Marketplaces in the Kumarikata village of Assam’s Baksa district which borders Bhutan mill with customers ahead of Magh Bihu — a harvest festival celebrated in these parts. On Sundays, one can find an array of exotic delicacies in the local market, especially smoked and barbecued rat meat.
The meat of the rodent fetches between Rs 150 and 200 a kilogram, while the smoked variant is priced at Rs 220 in markets in Kumarikata, Nayabasti, Dumuni and Musalpur. Exceeding the popularity of chicken or pork, rat meat is enjoyed in various preparations such as a spicy gravy or just nicely browned during winter in this part of the state.
Justin, a local trader said, “We are Santhals, for us, rat meat is commonplace but the locals are very fond of it and come searching on Sundays.” He explained that the rats are caught in paddy fields of the Barpeta and Nalbari districts. “I sell 10 to 20 kilograms of meat on a good Sunday,” he added.
In a time when the entire world’s imagination is occupied by pestilence, Mubina Akhtar, a wildlife conservation activist, has some concerns over the sale of rat meat in these markets. “Although rodents are not protected under the Wildlife Protection Act, rats are nonetheless an important part of wildlife. Besides, you never know which protected animals are being sold in the name of rat meat,” she said. “We are already experiencing what happened at a wet market in Wuhan. Now bird flu is spreading. Rats could be consuming bird droppings and spreading the infection. This should not be allowed under the nose of forest officials,” she added.
For traders, however, it is a lucrative business in a time when jobs are scarce. Making a case for the business, another trader said, “Magh Bihu is a feasting time. People come searching for rat meat from far off places. It has medicinal qualities and is used for treating diabetes. Moreover, farmers hunt down these rats weighing over a kilo each during the harvest season to prevent their crops from being damaged.”
“The pandemic has dried up our jobs. These days it is difficult to engage as daily wage labourers. We can somehow manage to run our houses by selling rat meat,” he added.
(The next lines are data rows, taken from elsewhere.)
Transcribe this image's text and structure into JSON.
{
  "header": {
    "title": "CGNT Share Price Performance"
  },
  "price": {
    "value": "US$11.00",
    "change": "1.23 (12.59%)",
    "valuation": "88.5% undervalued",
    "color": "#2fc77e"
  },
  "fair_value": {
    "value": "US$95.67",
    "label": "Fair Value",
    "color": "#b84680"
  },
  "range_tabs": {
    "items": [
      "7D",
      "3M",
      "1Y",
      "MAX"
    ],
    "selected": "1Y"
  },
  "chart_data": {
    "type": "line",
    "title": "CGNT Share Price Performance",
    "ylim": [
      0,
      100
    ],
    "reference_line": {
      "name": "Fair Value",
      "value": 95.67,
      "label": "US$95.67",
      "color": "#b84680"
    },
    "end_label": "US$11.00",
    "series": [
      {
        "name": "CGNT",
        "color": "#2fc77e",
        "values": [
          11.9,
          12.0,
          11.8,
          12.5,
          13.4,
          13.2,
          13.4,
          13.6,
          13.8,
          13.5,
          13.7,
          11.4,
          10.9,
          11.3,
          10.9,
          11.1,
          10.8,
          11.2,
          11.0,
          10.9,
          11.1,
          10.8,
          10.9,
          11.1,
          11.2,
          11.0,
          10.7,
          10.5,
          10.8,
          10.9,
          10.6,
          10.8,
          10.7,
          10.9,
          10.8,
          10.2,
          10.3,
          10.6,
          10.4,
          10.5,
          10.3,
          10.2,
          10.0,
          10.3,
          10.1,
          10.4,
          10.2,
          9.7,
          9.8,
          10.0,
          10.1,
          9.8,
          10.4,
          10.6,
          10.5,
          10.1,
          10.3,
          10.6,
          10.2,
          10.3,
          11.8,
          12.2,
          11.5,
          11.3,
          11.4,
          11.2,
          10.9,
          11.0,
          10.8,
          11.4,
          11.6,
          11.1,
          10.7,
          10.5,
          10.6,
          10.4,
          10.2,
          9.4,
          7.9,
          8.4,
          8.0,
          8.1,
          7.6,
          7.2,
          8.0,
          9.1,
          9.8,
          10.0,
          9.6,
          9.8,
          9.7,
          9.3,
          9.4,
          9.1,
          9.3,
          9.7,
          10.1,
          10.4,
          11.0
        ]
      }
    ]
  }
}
Although rich in protein, rats are vectors for various diseases. If not cooked well, their meat can be a potential carrier. The spread of bird flu and Covid-19 have also raised concerns over the sale of rat meat in the state.